Every record below must be returned word for word, with the pictures left out.

BEGIN LISTED ENTRIES

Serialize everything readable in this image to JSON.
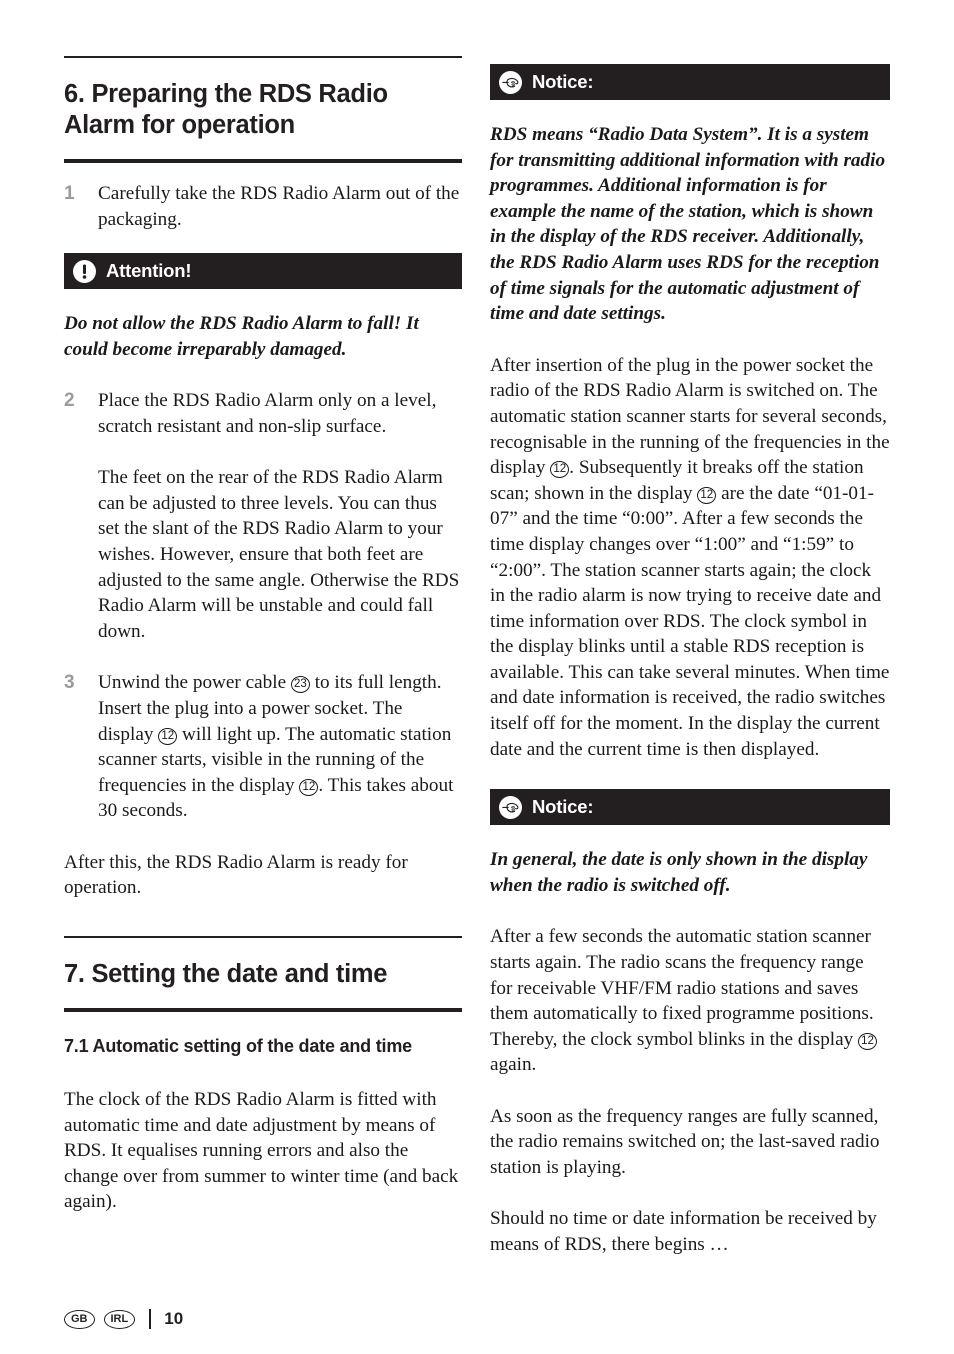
{
  "page": {
    "number": "10",
    "locales": [
      "GB",
      "IRL"
    ],
    "accent_color": "#231f20",
    "number_marker_color": "#9b9b9b"
  },
  "left_column": {
    "section_heading": "6. Preparing the RDS Radio Alarm for operation",
    "items": [
      {
        "number": "1",
        "text": "Carefully take the RDS Radio Alarm out of the packaging."
      },
      {
        "number": "2",
        "text": "Place the RDS Radio Alarm only on a level, scratch resistant and non-slip surface.",
        "continuation": "The feet on the rear of the RDS Radio Alarm can be adjusted to three levels. You can thus set the slant of the RDS Radio Alarm to your wishes. However, ensure that both feet are adjusted to the same angle. Otherwise the RDS Radio Alarm will be unstable and could fall down."
      },
      {
        "number": "3",
        "text_part1": "Unwind the power cable ",
        "ref1": "23",
        "text_part2": " to its full length. Insert the plug into a power socket. The display ",
        "ref2": "12",
        "text_part3": " will light up. The automatic station scanner starts, visible in the running of the frequencies in the display ",
        "ref3": "12",
        "text_part4": ". This takes about 30 seconds."
      }
    ],
    "attention_callout": {
      "icon": "exclamation-circle-icon",
      "label": "Attention!",
      "text": "Do not allow the RDS Radio Alarm to fall! It could become irreparably damaged."
    },
    "closing_paragraph": "After this, the RDS Radio Alarm is ready for operation.",
    "section7_heading": "7. Setting the date and time",
    "section71_heading": "7.1 Automatic setting of the date and time",
    "section71_paragraph": "The clock of the RDS Radio Alarm is fitted with automatic time and date adjustment by means of RDS. It equalises running errors and also the change over from summer to winter time (and back again)."
  },
  "right_column": {
    "notice1": {
      "icon": "pointing-hand-icon",
      "label": "Notice:",
      "text": "RDS means “Radio Data System”. It is a system for transmitting additional information with radio programmes. Additional information is for example the name of the station, which is shown in the display of the RDS receiver. Additionally, the RDS Radio Alarm uses RDS for the reception of time signals for the automatic adjustment of time and date settings."
    },
    "paragraph1": {
      "part1": "After insertion of the plug in the power socket the radio of the RDS Radio Alarm is switched on. The automatic station scanner starts for several seconds, recognisable in the running of the frequencies in the display ",
      "ref1": "12",
      "part2": ". Subsequently it breaks off the station scan; shown in the display ",
      "ref2": "12",
      "part3": " are the date “01-01-07” and the time “0:00”. After a few seconds the time display changes over “1:00” and “1:59” to “2:00”. The station scanner starts again; the clock in the radio alarm is now trying to receive date and time information over RDS. The clock symbol in the display blinks until a stable RDS reception is available. This can take several minutes. When time and date information is received, the radio switches itself off for the moment. In the display the current date and the current time is then displayed."
    },
    "notice2": {
      "icon": "pointing-hand-icon",
      "label": "Notice:",
      "text": "In general, the date is only shown in the display when the radio is switched off."
    },
    "paragraph2": {
      "part1": "After a few seconds the automatic station scanner starts again. The radio scans the frequency range for receivable VHF/FM radio stations and saves them automatically to fixed programme positions. Thereby, the clock symbol blinks in the display ",
      "ref1": "12",
      "part2": " again."
    },
    "paragraph3": "As soon as the frequency ranges are fully scanned, the radio remains switched on; the last-saved radio station is playing.",
    "paragraph4": "Should no time or date information be received by means of RDS, there begins …"
  }
}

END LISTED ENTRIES

WRITTEN RESPONSE —
Serialize everything readable in this image to JSON.
{
  "page": {
    "number": "10",
    "locales": [
      "GB",
      "IRL"
    ],
    "accent_color": "#231f20",
    "number_marker_color": "#9b9b9b"
  },
  "left_column": {
    "section_heading": "6. Preparing the RDS Radio Alarm for operation",
    "items": [
      {
        "number": "1",
        "text": "Carefully take the RDS Radio Alarm out of the packaging."
      },
      {
        "number": "2",
        "text": "Place the RDS Radio Alarm only on a level, scratch resistant and non-slip surface.",
        "continuation": "The feet on the rear of the RDS Radio Alarm can be adjusted to three levels. You can thus set the slant of the RDS Radio Alarm to your wishes. However, ensure that both feet are adjusted to the same angle. Otherwise the RDS Radio Alarm will be unstable and could fall down."
      },
      {
        "number": "3",
        "text_part1": "Unwind the power cable ",
        "ref1": "23",
        "text_part2": " to its full length. Insert the plug into a power socket. The display ",
        "ref2": "12",
        "text_part3": " will light up. The automatic station scanner starts, visible in the running of the frequencies in the display ",
        "ref3": "12",
        "text_part4": ". This takes about 30 seconds."
      }
    ],
    "attention_callout": {
      "icon": "exclamation-circle-icon",
      "label": "Attention!",
      "text": "Do not allow the RDS Radio Alarm to fall! It could become irreparably damaged."
    },
    "closing_paragraph": "After this, the RDS Radio Alarm is ready for operation.",
    "section7_heading": "7. Setting the date and time",
    "section71_heading": "7.1 Automatic setting of the date and time",
    "section71_paragraph": "The clock of the RDS Radio Alarm is fitted with automatic time and date adjustment by means of RDS. It equalises running errors and also the change over from summer to winter time (and back again)."
  },
  "right_column": {
    "notice1": {
      "icon": "pointing-hand-icon",
      "label": "Notice:",
      "text": "RDS means “Radio Data System”. It is a system for transmitting additional information with radio programmes. Additional information is for example the name of the station, which is shown in the display of the RDS receiver. Additionally, the RDS Radio Alarm uses RDS for the reception of time signals for the automatic adjustment of time and date settings."
    },
    "paragraph1": {
      "part1": "After insertion of the plug in the power socket the radio of the RDS Radio Alarm is switched on. The automatic station scanner starts for several seconds, recognisable in the running of the frequencies in the display ",
      "ref1": "12",
      "part2": ". Subsequently it breaks off the station scan; shown in the display ",
      "ref2": "12",
      "part3": " are the date “01-01-07” and the time “0:00”. After a few seconds the time display changes over “1:00” and “1:59” to “2:00”. The station scanner starts again; the clock in the radio alarm is now trying to receive date and time information over RDS. The clock symbol in the display blinks until a stable RDS reception is available. This can take several minutes. When time and date information is received, the radio switches itself off for the moment. In the display the current date and the current time is then displayed."
    },
    "notice2": {
      "icon": "pointing-hand-icon",
      "label": "Notice:",
      "text": "In general, the date is only shown in the display when the radio is switched off."
    },
    "paragraph2": {
      "part1": "After a few seconds the automatic station scanner starts again. The radio scans the frequency range for receivable VHF/FM radio stations and saves them automatically to fixed programme positions. Thereby, the clock symbol blinks in the display ",
      "ref1": "12",
      "part2": " again."
    },
    "paragraph3": "As soon as the frequency ranges are fully scanned, the radio remains switched on; the last-saved radio station is playing.",
    "paragraph4": "Should no time or date information be received by means of RDS, there begins …"
  }
}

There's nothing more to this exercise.